An estimated 14,611 Ukrainians have arrived in Ireland so far, with 30,000 expected by the end of April.
There have been 22,657 offers of accommodation by the public, and the Irish government is reportedly considering a tented facility at the Defence Forces’ Gormanston camp.
Micheál Martin said the Irish government does not anticipate having to borrow for it this year, explaining they hope to allocate a “significant proportion” of a Covid contingency fund to the challenges arising from the Ukrainian refugee crisis.
“But into 2023 there will be costs and therefore the budget towards the latter part of the year will have to reflect that, and that does create challenges for us economically and fiscally, and we’ll approach all of this in the context of the forthcoming budget and we’ll work also with our European colleagues in the European Commission in terms of other collective responses we can bring to bear,” he said.
“But the economic implications of this war are there. They are there to be seen in continuing increases of energy prices, in food security issues, some aspects of agriculture and food are already bearing the brunt of this because of higher input costs, the pig sector in particular.
“These were very viable enterprises and now are under pressure and we have responded sectorally to some of these areas and we will continue to do that.
“Over the next while, we will be targeting those most in need and those on lower incomes.”
Mr Martin said the spending will have to be factored in to next year’s budget.
He also said he cannot be definitive about the number of refugees who will arrive in Ireland over the coming weeks and months.
Up to 600 Ukrainians are arriving in Ireland every day.
Mr Martin said that the Government will consider modular construction, however it could take a number of months to complete.
The Fianna Fáil leader said the Government will have to be innovative in its response to accommodate the large number of fleeing refugees.
He also acknowledged a low uptake in Covid vaccines among people in Eastern European countries.
He said that people arriving from Ukraine are being offered Covid-19 jabs for those who have not yet received one.
“We do know that certain Eastern European countries, the take-up was low because of historic issues with state and authorities in the past around vaccinations and so on,” Mr Martin added.
— Irish Foreign Ministry (@dfatirl) March 29, 2022
“But we are confident, that with proper targeted approaches, we can increase the level of vaccination.”
Mr Martin also said he believes there is “strong political agreement” within Ireland.
“I just came from the Dáil and I think that was in evidence across the floor of the House in terms of supporting refugees,” he added.
“I don’t think people need reminded of the horrors of what these people are fleeing and the war is really having a terrible, traumatic impact on people.
“This is a war-time situation.
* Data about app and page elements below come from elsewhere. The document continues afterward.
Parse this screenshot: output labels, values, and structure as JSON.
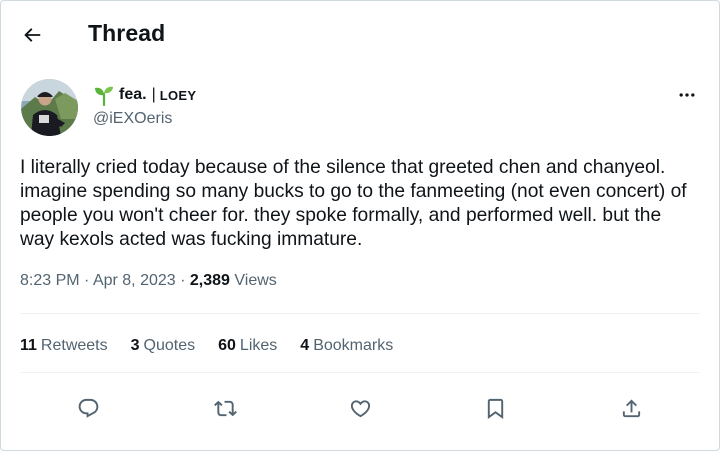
{
  "header": {
    "back_icon": "arrow-left-icon",
    "title": "Thread"
  },
  "author": {
    "display_name": "fea.",
    "separator": "|",
    "tag": "LOEY",
    "handle": "@iEXOeris",
    "badge_icon": "sprout-icon"
  },
  "tweet": {
    "text": "I literally cried today because of the silence that greeted chen and chanyeol. imagine spending so many bucks to go to the fanmeeting (not even concert) of people you won't cheer for. they spoke formally, and performed well. but the way kexols acted was fucking immature.",
    "time": "8:23 PM",
    "date": "Apr 8, 2023",
    "views_count": "2,389",
    "views_label": "Views"
  },
  "stats": {
    "retweets_count": "11",
    "retweets_label": "Retweets",
    "quotes_count": "3",
    "quotes_label": "Quotes",
    "likes_count": "60",
    "likes_label": "Likes",
    "bookmarks_count": "4",
    "bookmarks_label": "Bookmarks"
  },
  "actions": [
    "reply-icon",
    "retweet-icon",
    "like-icon",
    "bookmark-icon",
    "share-icon"
  ],
  "colors": {
    "text_primary": "#0f1419",
    "text_secondary": "#536471",
    "divider": "#eff3f4",
    "sprout_green": "#5bb33b"
  }
}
It’s a war-time response.”
Mr Martin also refused to be drawn on why Ireland expelled four senior Russian officials.
The Government said the officials have been asked to leave the country because their activities have not been “in accordance with international standards of diplomatic behaviour”.
The individuals will be given a number of days before they have to leave the country, Mr Martin said.
Asked why the Government would not disclose the reason behind the concerns about the Russia officials, Mr Martin said: “Historically, we are very clear in terms of how we deal with these situations.
“We did have a security briefing in relation to these four individuals, but also in relation to a general situation pertaining to activities and so forth.
“We don’t divulge security information at that kind. One question can lead to another question, and we take very seriously the presentations I’ve received from the Garda Commissioner and Chief of Staff.
“We’re very clear that the reasons were well-founded for doing this under the Vienna Convention, and on the basis that the activities of these individuals was not in accordance with international standards of diplomacy.
“I think people can read various things from that. But fundamentally, there was a security premise underlining the decision.”